Retype all of the data without changing a single word.

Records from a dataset
**********
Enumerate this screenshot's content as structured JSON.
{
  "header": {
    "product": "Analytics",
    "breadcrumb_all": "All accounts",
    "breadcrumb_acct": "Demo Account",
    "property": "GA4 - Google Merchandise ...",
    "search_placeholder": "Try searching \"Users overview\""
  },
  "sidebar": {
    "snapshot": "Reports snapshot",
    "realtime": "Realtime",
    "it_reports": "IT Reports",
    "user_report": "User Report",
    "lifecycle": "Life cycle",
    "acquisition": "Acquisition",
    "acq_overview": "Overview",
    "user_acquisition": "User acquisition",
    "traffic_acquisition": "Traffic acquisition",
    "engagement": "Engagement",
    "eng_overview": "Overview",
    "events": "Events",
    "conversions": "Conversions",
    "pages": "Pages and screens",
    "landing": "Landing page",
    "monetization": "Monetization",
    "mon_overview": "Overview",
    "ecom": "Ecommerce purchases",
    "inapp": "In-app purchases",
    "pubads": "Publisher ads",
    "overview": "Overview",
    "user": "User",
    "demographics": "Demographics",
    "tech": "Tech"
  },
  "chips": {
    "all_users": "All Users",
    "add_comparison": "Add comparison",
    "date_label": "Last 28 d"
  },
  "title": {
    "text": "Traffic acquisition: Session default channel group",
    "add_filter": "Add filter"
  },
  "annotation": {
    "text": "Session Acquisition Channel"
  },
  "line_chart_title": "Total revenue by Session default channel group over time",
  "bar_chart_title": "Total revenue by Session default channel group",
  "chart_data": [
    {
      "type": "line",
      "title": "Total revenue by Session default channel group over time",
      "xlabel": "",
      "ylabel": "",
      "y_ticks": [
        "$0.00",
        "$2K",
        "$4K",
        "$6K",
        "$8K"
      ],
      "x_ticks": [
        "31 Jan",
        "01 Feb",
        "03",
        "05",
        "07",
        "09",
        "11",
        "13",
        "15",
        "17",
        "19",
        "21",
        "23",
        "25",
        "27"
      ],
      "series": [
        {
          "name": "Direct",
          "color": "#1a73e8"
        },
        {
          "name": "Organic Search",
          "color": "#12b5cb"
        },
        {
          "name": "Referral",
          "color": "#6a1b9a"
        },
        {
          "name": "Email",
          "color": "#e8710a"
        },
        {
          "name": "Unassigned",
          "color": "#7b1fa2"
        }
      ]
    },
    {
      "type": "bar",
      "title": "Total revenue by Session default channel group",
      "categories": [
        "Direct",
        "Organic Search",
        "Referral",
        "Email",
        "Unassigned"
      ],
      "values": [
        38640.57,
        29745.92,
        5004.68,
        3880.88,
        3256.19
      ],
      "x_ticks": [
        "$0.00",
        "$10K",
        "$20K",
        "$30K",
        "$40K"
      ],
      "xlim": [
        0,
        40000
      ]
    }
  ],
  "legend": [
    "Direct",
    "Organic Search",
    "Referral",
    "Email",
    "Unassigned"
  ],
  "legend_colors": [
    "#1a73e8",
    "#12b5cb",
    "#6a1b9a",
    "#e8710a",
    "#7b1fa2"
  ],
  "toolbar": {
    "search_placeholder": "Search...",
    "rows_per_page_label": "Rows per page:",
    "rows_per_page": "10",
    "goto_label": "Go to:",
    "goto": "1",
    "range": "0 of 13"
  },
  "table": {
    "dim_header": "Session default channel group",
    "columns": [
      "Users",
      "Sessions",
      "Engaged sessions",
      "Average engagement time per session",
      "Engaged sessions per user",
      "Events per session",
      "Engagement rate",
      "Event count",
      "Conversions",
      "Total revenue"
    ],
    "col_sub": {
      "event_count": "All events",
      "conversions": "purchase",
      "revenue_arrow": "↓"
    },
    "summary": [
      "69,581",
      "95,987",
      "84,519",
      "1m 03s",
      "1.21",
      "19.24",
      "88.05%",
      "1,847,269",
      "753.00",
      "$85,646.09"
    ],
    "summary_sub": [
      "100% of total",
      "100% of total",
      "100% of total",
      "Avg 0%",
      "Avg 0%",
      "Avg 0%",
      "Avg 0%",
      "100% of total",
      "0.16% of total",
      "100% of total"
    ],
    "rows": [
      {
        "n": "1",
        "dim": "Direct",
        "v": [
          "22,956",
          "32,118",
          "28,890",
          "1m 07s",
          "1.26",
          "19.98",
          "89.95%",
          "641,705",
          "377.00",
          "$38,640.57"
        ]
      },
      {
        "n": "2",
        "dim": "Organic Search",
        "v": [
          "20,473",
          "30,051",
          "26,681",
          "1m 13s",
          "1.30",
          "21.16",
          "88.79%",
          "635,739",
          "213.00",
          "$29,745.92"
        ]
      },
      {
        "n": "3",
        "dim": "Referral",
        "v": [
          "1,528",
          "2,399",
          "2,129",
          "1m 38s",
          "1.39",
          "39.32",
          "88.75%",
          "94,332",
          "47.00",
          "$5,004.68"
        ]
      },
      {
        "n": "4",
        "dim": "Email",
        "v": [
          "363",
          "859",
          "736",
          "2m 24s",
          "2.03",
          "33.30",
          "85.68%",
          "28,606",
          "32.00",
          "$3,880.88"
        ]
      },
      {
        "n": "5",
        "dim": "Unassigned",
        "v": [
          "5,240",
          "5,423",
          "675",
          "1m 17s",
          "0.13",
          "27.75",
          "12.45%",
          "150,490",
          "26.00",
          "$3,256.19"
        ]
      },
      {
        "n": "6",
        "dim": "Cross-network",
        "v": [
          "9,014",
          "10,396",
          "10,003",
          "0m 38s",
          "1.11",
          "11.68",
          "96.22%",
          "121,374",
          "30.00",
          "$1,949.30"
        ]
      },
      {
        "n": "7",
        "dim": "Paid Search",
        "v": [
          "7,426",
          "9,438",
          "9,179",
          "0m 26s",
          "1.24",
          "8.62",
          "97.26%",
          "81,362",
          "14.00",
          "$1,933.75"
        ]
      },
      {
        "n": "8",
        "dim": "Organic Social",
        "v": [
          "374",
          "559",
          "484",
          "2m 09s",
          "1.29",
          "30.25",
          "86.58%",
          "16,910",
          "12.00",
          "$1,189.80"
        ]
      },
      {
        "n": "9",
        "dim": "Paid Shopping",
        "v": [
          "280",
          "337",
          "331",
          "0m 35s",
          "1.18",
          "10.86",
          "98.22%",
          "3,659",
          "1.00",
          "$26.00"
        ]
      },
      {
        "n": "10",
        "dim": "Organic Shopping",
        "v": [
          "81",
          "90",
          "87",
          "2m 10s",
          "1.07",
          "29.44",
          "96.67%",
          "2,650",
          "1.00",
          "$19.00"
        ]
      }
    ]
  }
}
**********
# Written answer:
Enumerate this screenshot's content as structured JSON.
{
  "header": {
    "product": "Analytics",
    "breadcrumb_all": "All accounts",
    "breadcrumb_acct": "Demo Account",
    "property": "GA4 - Google Merchandise ...",
    "search_placeholder": "Try searching \"Users overview\""
  },
  "sidebar": {
    "snapshot": "Reports snapshot",
    "realtime": "Realtime",
    "it_reports": "IT Reports",
    "user_report": "User Report",
    "lifecycle": "Life cycle",
    "acquisition": "Acquisition",
    "acq_overview": "Overview",
    "user_acquisition": "User acquisition",
    "traffic_acquisition": "Traffic acquisition",
    "engagement": "Engagement",
    "eng_overview": "Overview",
    "events": "Events",
    "conversions": "Conversions",
    "pages": "Pages and screens",
    "landing": "Landing page",
    "monetization": "Monetization",
    "mon_overview": "Overview",
    "ecom": "Ecommerce purchases",
    "inapp": "In-app purchases",
    "pubads": "Publisher ads",
    "overview": "Overview",
    "user": "User",
    "demographics": "Demographics",
    "tech": "Tech"
  },
  "chips": {
    "all_users": "All Users",
    "add_comparison": "Add comparison",
    "date_label": "Last 28 d"
  },
  "title": {
    "text": "Traffic acquisition: Session default channel group",
    "add_filter": "Add filter"
  },
  "annotation": {
    "text": "Session Acquisition Channel"
  },
  "line_chart_title": "Total revenue by Session default channel group over time",
  "bar_chart_title": "Total revenue by Session default channel group",
  "chart_data": [
    {
      "type": "line",
      "title": "Total revenue by Session default channel group over time",
      "xlabel": "",
      "ylabel": "",
      "y_ticks": [
        "$0.00",
        "$2K",
        "$4K",
        "$6K",
        "$8K"
      ],
      "x_ticks": [
        "31 Jan",
        "01 Feb",
        "03",
        "05",
        "07",
        "09",
        "11",
        "13",
        "15",
        "17",
        "19",
        "21",
        "23",
        "25",
        "27"
      ],
      "series": [
        {
          "name": "Direct",
          "color": "#1a73e8"
        },
        {
          "name": "Organic Search",
          "color": "#12b5cb"
        },
        {
          "name": "Referral",
          "color": "#6a1b9a"
        },
        {
          "name": "Email",
          "color": "#e8710a"
        },
        {
          "name": "Unassigned",
          "color": "#7b1fa2"
        }
      ]
    },
    {
      "type": "bar",
      "title": "Total revenue by Session default channel group",
      "categories": [
        "Direct",
        "Organic Search",
        "Referral",
        "Email",
        "Unassigned"
      ],
      "values": [
        38640.57,
        29745.92,
        5004.68,
        3880.88,
        3256.19
      ],
      "x_ticks": [
        "$0.00",
        "$10K",
        "$20K",
        "$30K",
        "$40K"
      ],
      "xlim": [
        0,
        40000
      ]
    }
  ],
  "legend": [
    "Direct",
    "Organic Search",
    "Referral",
    "Email",
    "Unassigned"
  ],
  "legend_colors": [
    "#1a73e8",
    "#12b5cb",
    "#6a1b9a",
    "#e8710a",
    "#7b1fa2"
  ],
  "toolbar": {
    "search_placeholder": "Search...",
    "rows_per_page_label": "Rows per page:",
    "rows_per_page": "10",
    "goto_label": "Go to:",
    "goto": "1",
    "range": "0 of 13"
  },
  "table": {
    "dim_header": "Session default channel group",
    "columns": [
      "Users",
      "Sessions",
      "Engaged sessions",
      "Average engagement time per session",
      "Engaged sessions per user",
      "Events per session",
      "Engagement rate",
      "Event count",
      "Conversions",
      "Total revenue"
    ],
    "col_sub": {
      "event_count": "All events",
      "conversions": "purchase",
      "revenue_arrow": "↓"
    },
    "summary": [
      "69,581",
      "95,987",
      "84,519",
      "1m 03s",
      "1.21",
      "19.24",
      "88.05%",
      "1,847,269",
      "753.00",
      "$85,646.09"
    ],
    "summary_sub": [
      "100% of total",
      "100% of total",
      "100% of total",
      "Avg 0%",
      "Avg 0%",
      "Avg 0%",
      "Avg 0%",
      "100% of total",
      "0.16% of total",
      "100% of total"
    ],
    "rows": [
      {
        "n": "1",
        "dim": "Direct",
        "v": [
          "22,956",
          "32,118",
          "28,890",
          "1m 07s",
          "1.26",
          "19.98",
          "89.95%",
          "641,705",
          "377.00",
          "$38,640.57"
        ]
      },
      {
        "n": "2",
        "dim": "Organic Search",
        "v": [
          "20,473",
          "30,051",
          "26,681",
          "1m 13s",
          "1.30",
          "21.16",
          "88.79%",
          "635,739",
          "213.00",
          "$29,745.92"
        ]
      },
      {
        "n": "3",
        "dim": "Referral",
        "v": [
          "1,528",
          "2,399",
          "2,129",
          "1m 38s",
          "1.39",
          "39.32",
          "88.75%",
          "94,332",
          "47.00",
          "$5,004.68"
        ]
      },
      {
        "n": "4",
        "dim": "Email",
        "v": [
          "363",
          "859",
          "736",
          "2m 24s",
          "2.03",
          "33.30",
          "85.68%",
          "28,606",
          "32.00",
          "$3,880.88"
        ]
      },
      {
        "n": "5",
        "dim": "Unassigned",
        "v": [
          "5,240",
          "5,423",
          "675",
          "1m 17s",
          "0.13",
          "27.75",
          "12.45%",
          "150,490",
          "26.00",
          "$3,256.19"
        ]
      },
      {
        "n": "6",
        "dim": "Cross-network",
        "v": [
          "9,014",
          "10,396",
          "10,003",
          "0m 38s",
          "1.11",
          "11.68",
          "96.22%",
          "121,374",
          "30.00",
          "$1,949.30"
        ]
      },
      {
        "n": "7",
        "dim": "Paid Search",
        "v": [
          "7,426",
          "9,438",
          "9,179",
          "0m 26s",
          "1.24",
          "8.62",
          "97.26%",
          "81,362",
          "14.00",
          "$1,933.75"
        ]
      },
      {
        "n": "8",
        "dim": "Organic Social",
        "v": [
          "374",
          "559",
          "484",
          "2m 09s",
          "1.29",
          "30.25",
          "86.58%",
          "16,910",
          "12.00",
          "$1,189.80"
        ]
      },
      {
        "n": "9",
        "dim": "Paid Shopping",
        "v": [
          "280",
          "337",
          "331",
          "0m 35s",
          "1.18",
          "10.86",
          "98.22%",
          "3,659",
          "1.00",
          "$26.00"
        ]
      },
      {
        "n": "10",
        "dim": "Organic Shopping",
        "v": [
          "81",
          "90",
          "87",
          "2m 10s",
          "1.07",
          "29.44",
          "96.67%",
          "2,650",
          "1.00",
          "$19.00"
        ]
      }
    ]
  }
}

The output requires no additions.